CLEMSON, S.C. -- Clemson could've spent the past three days crying about how it was cheated, how all critical calls and situations went against the team in the final moments of a 60-59 loss at Florida State this week.
Tigers coach Larry Shyatt wouldn't let them, though.
Shyatt and the team discussed the mistakes that could've prevented the dramatic ending in Tallahassee, Fla., last Tuesday night. But, "we made certain that the page had turned when we came back to Clemson," Shyatt said Friday. "That's absolutely always been the case and will continue to be."
Looking back won't help Clemson (11-3, 1-3 Atlantic Coast Conference). Not with a freight train bearing down on the Tigers on Saturday in the form of No. 12 Maryland (11-4, 4-1).
The Terps have won nine in a row against Clemson and are among the hottest teams in the league right now. Just a week ago, they handily put away previously undefeated, top-ranked Duke.
"There's no way we can dwell on what's happened in the past," Clemson center Ray Henderson said. "We feel like we have to find a way to get the victory we lost back."
Still, no matter how many wins the Tigers get this season, they'll be shaking their heads over the loss to the Seminoles.
Forget that Clemson held a 13-point lead at one point, or that Chris Hobbs' putback with less than seven seconds left looked to seal it for the Tigers. Things quickly went downhill.
Nate Johnson's last shot for Florida State missed the mark, but Anthony Richardson grabbed the rebound and was hit by Clemson's Sharrod Ford for a foul right before the horn sounded. Or was it right after?

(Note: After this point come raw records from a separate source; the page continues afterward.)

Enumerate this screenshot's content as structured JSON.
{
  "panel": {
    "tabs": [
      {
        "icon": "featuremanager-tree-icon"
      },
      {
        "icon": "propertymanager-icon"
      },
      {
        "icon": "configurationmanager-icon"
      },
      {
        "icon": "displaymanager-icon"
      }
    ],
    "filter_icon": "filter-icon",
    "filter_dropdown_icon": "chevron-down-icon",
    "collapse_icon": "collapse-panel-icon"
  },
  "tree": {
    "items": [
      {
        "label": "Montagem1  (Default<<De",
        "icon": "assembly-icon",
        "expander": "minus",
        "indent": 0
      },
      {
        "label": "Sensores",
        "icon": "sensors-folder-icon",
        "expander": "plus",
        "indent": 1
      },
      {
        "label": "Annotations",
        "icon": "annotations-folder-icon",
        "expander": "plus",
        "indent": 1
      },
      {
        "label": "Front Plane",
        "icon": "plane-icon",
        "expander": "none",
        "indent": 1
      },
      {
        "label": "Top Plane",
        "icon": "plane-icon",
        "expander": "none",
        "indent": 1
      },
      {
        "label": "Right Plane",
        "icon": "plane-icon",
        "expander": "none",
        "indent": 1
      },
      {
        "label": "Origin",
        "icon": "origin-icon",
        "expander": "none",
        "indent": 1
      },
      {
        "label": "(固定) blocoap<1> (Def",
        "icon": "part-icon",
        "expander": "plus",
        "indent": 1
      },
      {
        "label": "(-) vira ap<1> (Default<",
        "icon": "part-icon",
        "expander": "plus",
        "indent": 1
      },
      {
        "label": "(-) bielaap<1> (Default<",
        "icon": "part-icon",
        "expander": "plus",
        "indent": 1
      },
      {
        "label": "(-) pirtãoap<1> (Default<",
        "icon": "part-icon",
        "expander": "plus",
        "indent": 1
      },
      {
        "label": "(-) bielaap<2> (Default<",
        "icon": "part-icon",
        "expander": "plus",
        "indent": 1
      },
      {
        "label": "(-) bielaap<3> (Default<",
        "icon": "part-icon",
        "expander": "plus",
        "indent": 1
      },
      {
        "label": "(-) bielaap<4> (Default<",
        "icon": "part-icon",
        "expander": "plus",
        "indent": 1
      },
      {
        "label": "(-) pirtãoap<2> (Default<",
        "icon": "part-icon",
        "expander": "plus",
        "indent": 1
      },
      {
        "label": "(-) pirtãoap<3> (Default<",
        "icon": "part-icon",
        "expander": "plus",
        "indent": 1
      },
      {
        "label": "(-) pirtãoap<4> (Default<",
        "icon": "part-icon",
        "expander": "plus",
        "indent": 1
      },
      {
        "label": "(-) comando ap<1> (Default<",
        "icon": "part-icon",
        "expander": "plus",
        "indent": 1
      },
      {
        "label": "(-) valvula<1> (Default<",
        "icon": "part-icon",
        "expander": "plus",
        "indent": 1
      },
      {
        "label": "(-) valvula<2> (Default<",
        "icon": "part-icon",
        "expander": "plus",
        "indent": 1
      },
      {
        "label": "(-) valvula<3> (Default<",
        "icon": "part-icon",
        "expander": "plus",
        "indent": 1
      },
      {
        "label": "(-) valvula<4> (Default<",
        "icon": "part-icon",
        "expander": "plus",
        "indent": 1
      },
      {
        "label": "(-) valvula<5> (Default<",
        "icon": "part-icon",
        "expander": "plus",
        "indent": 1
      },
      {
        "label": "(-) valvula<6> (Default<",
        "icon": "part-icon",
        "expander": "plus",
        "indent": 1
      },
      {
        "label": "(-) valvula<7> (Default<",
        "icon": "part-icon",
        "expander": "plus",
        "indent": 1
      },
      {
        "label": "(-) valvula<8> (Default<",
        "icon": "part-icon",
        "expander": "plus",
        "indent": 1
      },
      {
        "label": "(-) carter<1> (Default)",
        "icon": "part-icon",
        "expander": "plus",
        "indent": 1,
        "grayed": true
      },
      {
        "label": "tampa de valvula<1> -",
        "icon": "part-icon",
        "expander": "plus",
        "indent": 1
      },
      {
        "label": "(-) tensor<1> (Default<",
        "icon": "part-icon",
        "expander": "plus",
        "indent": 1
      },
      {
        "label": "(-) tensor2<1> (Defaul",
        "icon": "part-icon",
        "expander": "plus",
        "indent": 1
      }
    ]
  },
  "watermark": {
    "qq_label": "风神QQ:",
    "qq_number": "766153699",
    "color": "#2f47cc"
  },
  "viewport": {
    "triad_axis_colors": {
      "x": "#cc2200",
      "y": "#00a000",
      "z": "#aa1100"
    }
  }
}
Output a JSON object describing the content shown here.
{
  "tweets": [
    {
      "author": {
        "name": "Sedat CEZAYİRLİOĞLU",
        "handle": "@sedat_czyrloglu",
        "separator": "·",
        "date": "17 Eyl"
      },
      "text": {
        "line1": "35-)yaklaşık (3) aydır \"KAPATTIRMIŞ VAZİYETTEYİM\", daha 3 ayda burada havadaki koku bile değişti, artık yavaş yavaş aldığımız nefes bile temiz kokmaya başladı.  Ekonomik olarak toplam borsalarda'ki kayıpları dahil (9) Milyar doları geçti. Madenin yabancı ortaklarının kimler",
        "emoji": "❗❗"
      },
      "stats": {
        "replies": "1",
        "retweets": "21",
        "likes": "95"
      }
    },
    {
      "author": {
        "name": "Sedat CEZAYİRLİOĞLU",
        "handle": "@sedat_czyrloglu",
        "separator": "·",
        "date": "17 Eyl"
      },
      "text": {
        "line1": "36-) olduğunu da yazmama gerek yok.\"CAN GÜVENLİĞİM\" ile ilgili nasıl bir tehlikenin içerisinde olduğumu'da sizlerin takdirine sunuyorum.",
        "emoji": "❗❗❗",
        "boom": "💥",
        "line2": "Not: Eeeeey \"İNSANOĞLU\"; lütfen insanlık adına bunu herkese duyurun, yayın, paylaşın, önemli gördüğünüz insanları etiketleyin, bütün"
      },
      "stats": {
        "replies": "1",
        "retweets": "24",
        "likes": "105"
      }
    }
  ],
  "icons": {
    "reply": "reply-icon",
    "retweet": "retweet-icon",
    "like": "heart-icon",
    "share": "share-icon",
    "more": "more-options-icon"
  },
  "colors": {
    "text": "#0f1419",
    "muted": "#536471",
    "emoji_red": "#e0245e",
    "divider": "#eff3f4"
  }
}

The officials huddled for several minutes, viewing replays with headphones to determine whether Richardson should get the chance at two game-winning foul shots.
The Seminoles won out, and Richardson made both free throws. Clemson's attempt to draw a foul on the inbounds play - Edward Scott was knocked over by Florida State center Trevor Harvey guarding the baseline - went uncalled with Shyatt arguing for a foul.
Shyatt called the ACC on Wednesday to express his concerns, but the only place he wants his team's focus is on Maryland.
A year ago, that might have been hard to do. The Tigers were a much more fragile group that had trouble overcoming bad calls or missed shots, sophomore guard Chey Christie said.
"That's the difference between this year and last," he said. "We're ready to get right back to work."
Christie knows that extends to him. He missed two free throws down the stretch that would've lengthened Clemson's lead then had the ball stolen from him during a late possession.
Shyatt talked with Christie afterward, reminding him that great players learn from such experiences and that his coaches and teammates still had confidence in him.
"I didn't really get too down on myself," Christie said. "But those guys made sure that I wouldn't."
Several people took a wait-and-see approach to Clemson's 10-0 start, built mostly against regional nonconference foes such as Wofford, Winthrop and Gardner-Webb. Henderson says there's more to the Tigers and they hope to show that starting Saturday.
"We don't spend a lot of time worrying about what other people think," he said. "We still feel real good about what we've done and what we can still do."